BARNESVILLE, Minn. (KVRR) – Rep. Michelle Fischbach of Minnesota’s 7th District visited a Clay County farm Tuesday to get a firsthand look at the challenges farmers are facing during the drought.

Four miles outside of Barnesville, brothers Jake and Nathan Thompson operate Four Hill Farms, Inc.

“It’s a challenge. Where we’re at here now is probably as good in the area, in the regional area, there is,” said Jake. “We farm about 2,500 acres consisting of corn, soybeans, wheat, sugar beets, and alfalfa and we calve out about 200 calf-cow pairs.”

With drought conditions recently worsening, the fourth generation family farm is struggling.

“We have caught half-inch rain here, half-inch rain there but yeah, we’re seeing some major stress on pastures,” Jake said.

He says their alfalfa growth is only half of what it typically would be. Oat and barley, he says, hasn’t even reached half.

The brothers are relying on grazing their Conservation Reserve Program, or CRP, land to try and make up the hay supply.

Rep. Fischbach says one of her main goals is to get more CRP land eligible for Minnesota farmers to hay.

“We need to make sure that that’s open and that farmers can use that because it is — they need it now. We’re hearing all about cattle being, those herds having to be culled because of the lack of food and lack of grazing abilities so we need to make sure that that gets open,” Fischbach said.

According to the U.S. Drought Monitor, nearly 76% of Minnesota is experiencing a “moderate” to “severe” drought.

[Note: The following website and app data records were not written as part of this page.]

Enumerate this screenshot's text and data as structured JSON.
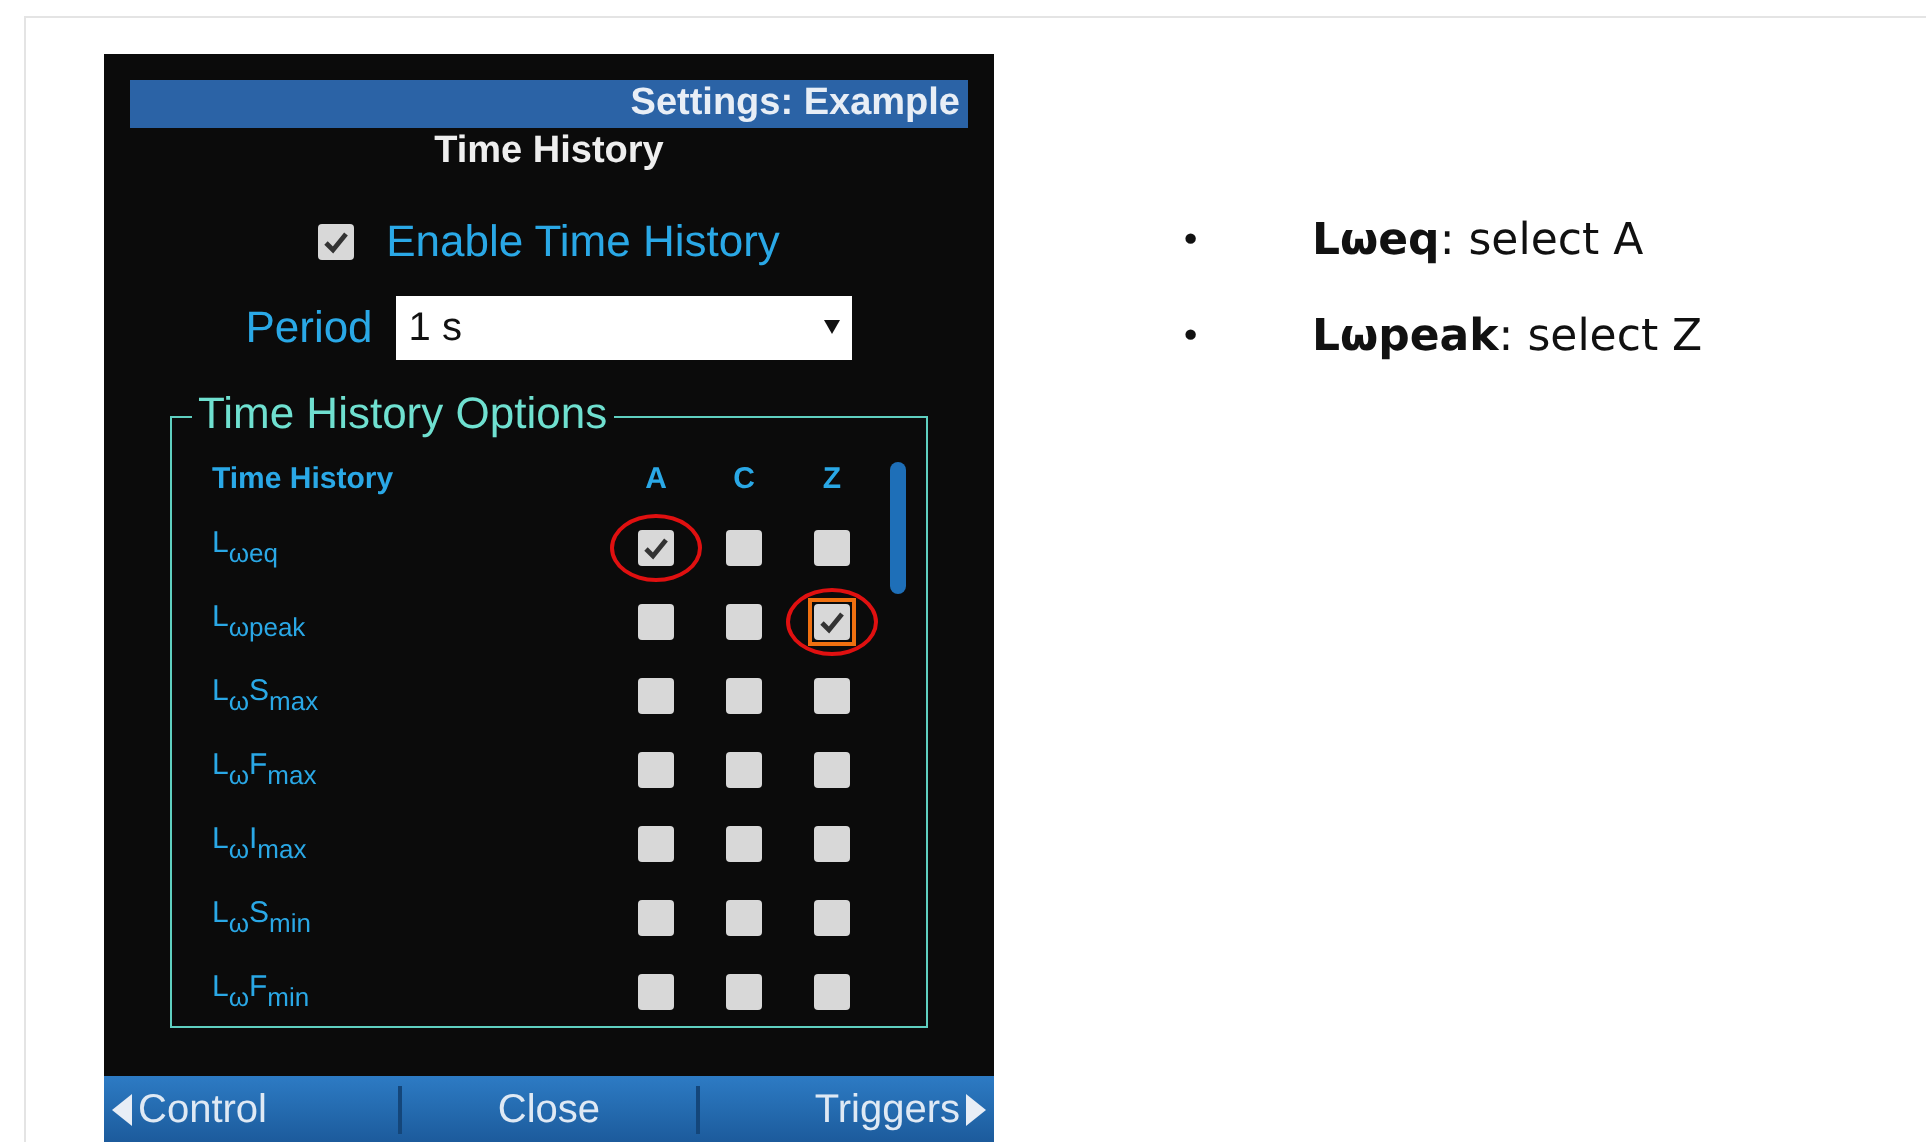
{
  "device": {
    "header": "Settings: Example",
    "title": "Time History",
    "enable": {
      "label": "Enable Time History",
      "checked": true
    },
    "period": {
      "label": "Period",
      "value": "1 s"
    },
    "options": {
      "legend": "Time History Options",
      "columns": [
        "Time History",
        "A",
        "C",
        "Z"
      ],
      "rows": [
        {
          "label": "L$_{ωeq}$",
          "cells": [
            {
              "checked": true,
              "circled": true,
              "focused": false
            },
            {
              "checked": false,
              "circled": false,
              "focused": false
            },
            {
              "checked": false,
              "circled": false,
              "focused": false
            }
          ]
        },
        {
          "label": "L$_{ωpeak}$",
          "cells": [
            {
              "checked": false,
              "circled": false,
              "focused": false
            },
            {
              "checked": false,
              "circled": false,
              "focused": false
            },
            {
              "checked": true,
              "circled": true,
              "focused": true
            }
          ]
        },
        {
          "label": "L$_{ω}$S$_{max}$",
          "cells": [
            {
              "checked": false,
              "circled": false,
              "focused": false
            },
            {
              "checked": false,
              "circled": false,
              "focused": false
            },
            {
              "checked": false,
              "circled": false,
              "focused": false
            }
          ]
        },
        {
          "label": "L$_{ω}$F$_{max}$",
          "cells": [
            {
              "checked": false,
              "circled": false,
              "focused": false
            },
            {
              "checked": false,
              "circled": false,
              "focused": false
            },
            {
              "checked": false,
              "circled": false,
              "focused": false
            }
          ]
        },
        {
          "label": "L$_{ω}$I$_{max}$",
          "cells": [
            {
              "checked": false,
              "circled": false,
              "focused": false
            },
            {
              "checked": false,
              "circled": false,
              "focused": false
            },
            {
              "checked": false,
              "circled": false,
              "focused": false
            }
          ]
        },
        {
          "label": "L$_{ω}$S$_{min}$",
          "cells": [
            {
              "checked": false,
              "circled": false,
              "focused": false
            },
            {
              "checked": false,
              "circled": false,
              "focused": false
            },
            {
              "checked": false,
              "circled": false,
              "focused": false
            }
          ]
        },
        {
          "label": "L$_{ω}$F$_{min}$",
          "cells": [
            {
              "checked": false,
              "circled": false,
              "focused": false
            },
            {
              "checked": false,
              "circled": false,
              "focused": false
            },
            {
              "checked": false,
              "circled": false,
              "focused": false
            }
          ]
        }
      ]
    },
    "footer": [
      "Control",
      "Close",
      "Triggers"
    ]
  },
  "notes": [
    {
      "bullet": "•",
      "text": "**Lωeq**: select A"
    },
    {
      "bullet": "•",
      "text": "**Lωpeak**: select Z"
    }
  ]
}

Most of Clay County is experiencing a “moderate” drought.

Jake says even more problems could lie ahead. “We’re also considering, ‘What if this continues, we don’t get much snow, continues next spring.’ We’re going to be way worse than we are this year.”

Many northwestern Minnesota counties are experiencing “extreme” drought conditions, according to the U.S. Drought Monitor.